Protecting your "Social" Security - Part 2
Survey results from Symantec have shown that half of all social networking at work is conducted for business purposes. Although bosses may cringe to hear that 50% of social networking done in the office is for pleasure, it may come as a surprise that personal social media in the office actually increases productivity (we'll get to that in a second). Although this is good news, many organizations don't have security policies in place to safeguard company activity conducted on social networks.
A recent article in the Boston Metro reported findings from a study conducted at the University of Melbourne. Researchers found that typical 9 to 5ers who spent about a fifth of their workday using the web for personal browsing were actually more productive than those who were on the web for strictly business purposes.
The article also stated that workers should "batch" their personal activities - recommending a twenty minute session per every two hours of work for optimal productivity.
InformationWeek posted similar findings. A report from Forrester Research (conducted this past January) found that 70% of IT personnel viewed Web 2.0 and social media as having a beneficial impact on their organization's productivity. 78 % believed it helped their organization provide improved customer service. 80% thought social media had a positive impact on their company's innovation.
According to the InformationWeek article, many organizations don't have a policy regarding social media usage. Some (about 5%) outright block access to sites such as Facebook, Twitter, and MySpace. A policy to this extreme could result in less productivity, decreases in customer service, and create a sour workplace atmosphere.
Instead, companies should provide guidelines for employees and create a way to monitor how social networking is being used during office hours.
Without any policies in place, an organization is susceptible to a number of attacks including clickjacking, worms, spam, and phishing that can enter their internal network via social media websites.
The Bottom Line

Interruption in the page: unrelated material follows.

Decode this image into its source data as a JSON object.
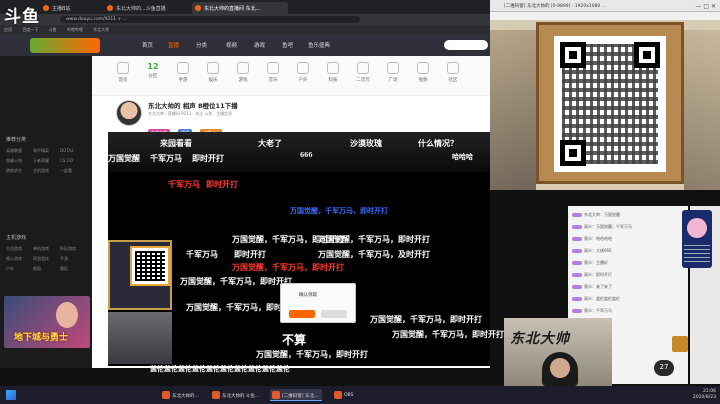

If your office is in the Twitterverse, using Facebook, or posting pictures to Flickr, you need to have a set of rules or regulations in place to protect not only your employees' privacy, but your organization's privacy as well.